LAHacks was both a terrible and amazing experience.
Let’s start with the terrible. 36 straight hours of sitting in front of a computer or trying to sleep in the overly lit Pauley Pavilion, consuming food produced for quantity over quality, and trying to evade the crowd of people constantly storming the bathroom. I don’t think I will ever be able to sleep so little again (or at least until my next hackathon).
For those of you unfamiliar with LAHacks or hackathons in general, hackathons are a place where developers come together to code products and applications in a very short amount of time. LAHacks was a 36 hour hackathon sponsored by a large number of companies, with Quixey being the head sponsor.
Beyond the hogepodge smorgasbord of people and computers everywhere, LAHacks was an opportunity for me to dive into a little bit more code, but more importantly survey the landscape of where the tech industry is headed by meeting up-and-coming companies and rockstar developers.
Perhaps what was most interesting to me was the whole culture and environment of the hackathon. Events like LAHacks would not have been possible even ten years ago, or even five years ago. Events like LAHacks are possible because of internet platforms that have freely accessible APIs for any developer to use. The ease of adapting such APIs and libraries makes building the next photo sharing app almost trivial. In other words, the barrier of entry to creating another mobile or web application has become extremely low.
The number of simple applications extending an existing platform built at LAHacks was incredible. There were countless android, iphone, music, and photo apps, all of which were built upon various platforms that already exist.
The challenge to budding entrepreneurs is no longer about making an app that works or looks cool, but the real challenge now is making an app that matters. Anyone can extend libraries and APIs to put something together, but the real question is learning to put something together in a way that really changes the world because it matters to people.
LAHacks didn’t teach me just about writing code, but writing history. There’s a difference.
Thanks again to everyone who made this event possible!
When things are the same year after year, being successful means sticking to a very rigid way of working in order to systematically achieve your goals.
But in many industries today, the only constant is constant change.
Moore’s law states that computational power doubles for the same price point every 18 months. This means that every year and a half, the power of our computers double. Computing power is growing at an exponential rate, enabling technologies and solutions to our world’s problems at an extremely fast pace. Pretty soon driverless cars, smart watches, and other smart technologies will be implemented into everyday life.
When nothing is constant and everything is changing, being too rigid can get in the way of keeping up with surroundings. One of the greatest assets of a person in today’s economy is the ability to think on their feet and learn quickly.
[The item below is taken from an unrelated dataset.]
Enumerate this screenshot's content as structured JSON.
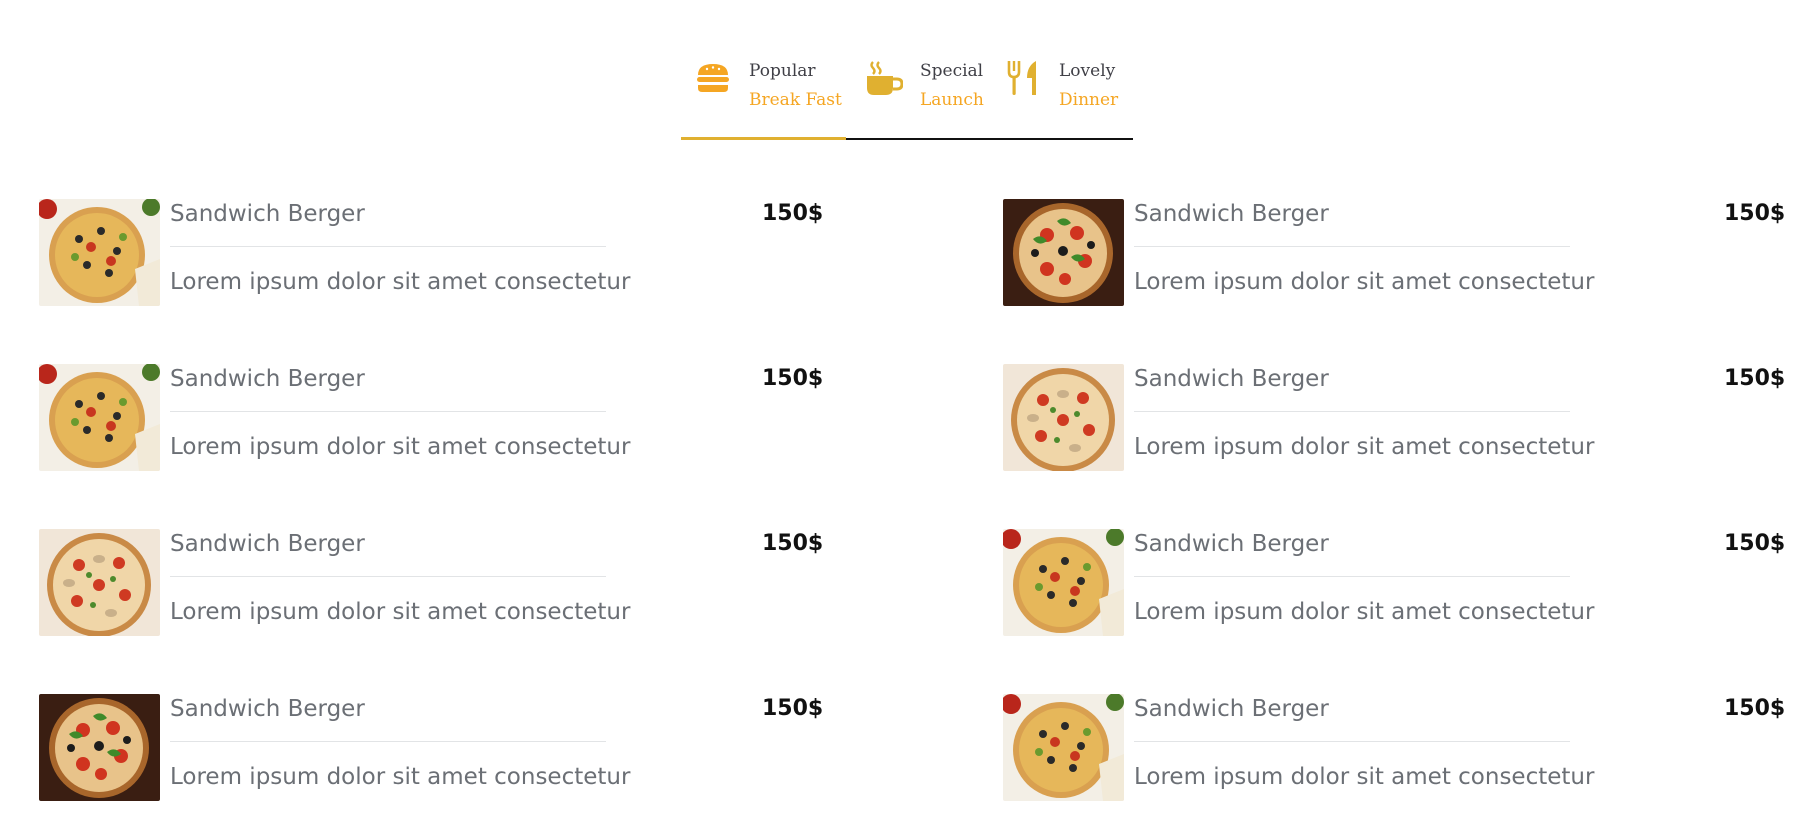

I had the privilege of visiting IDEO in San Francisco today, to learn a little bit about the culture of innovating, prototyping, and product designing. IDEO deeply embodies the culture of innovating by creating, researching, and testing.
“It is easier to ask for forgiveness than it is to ask for permission.”
Be quick to recognize and solve problems, and quick to learn and adapt.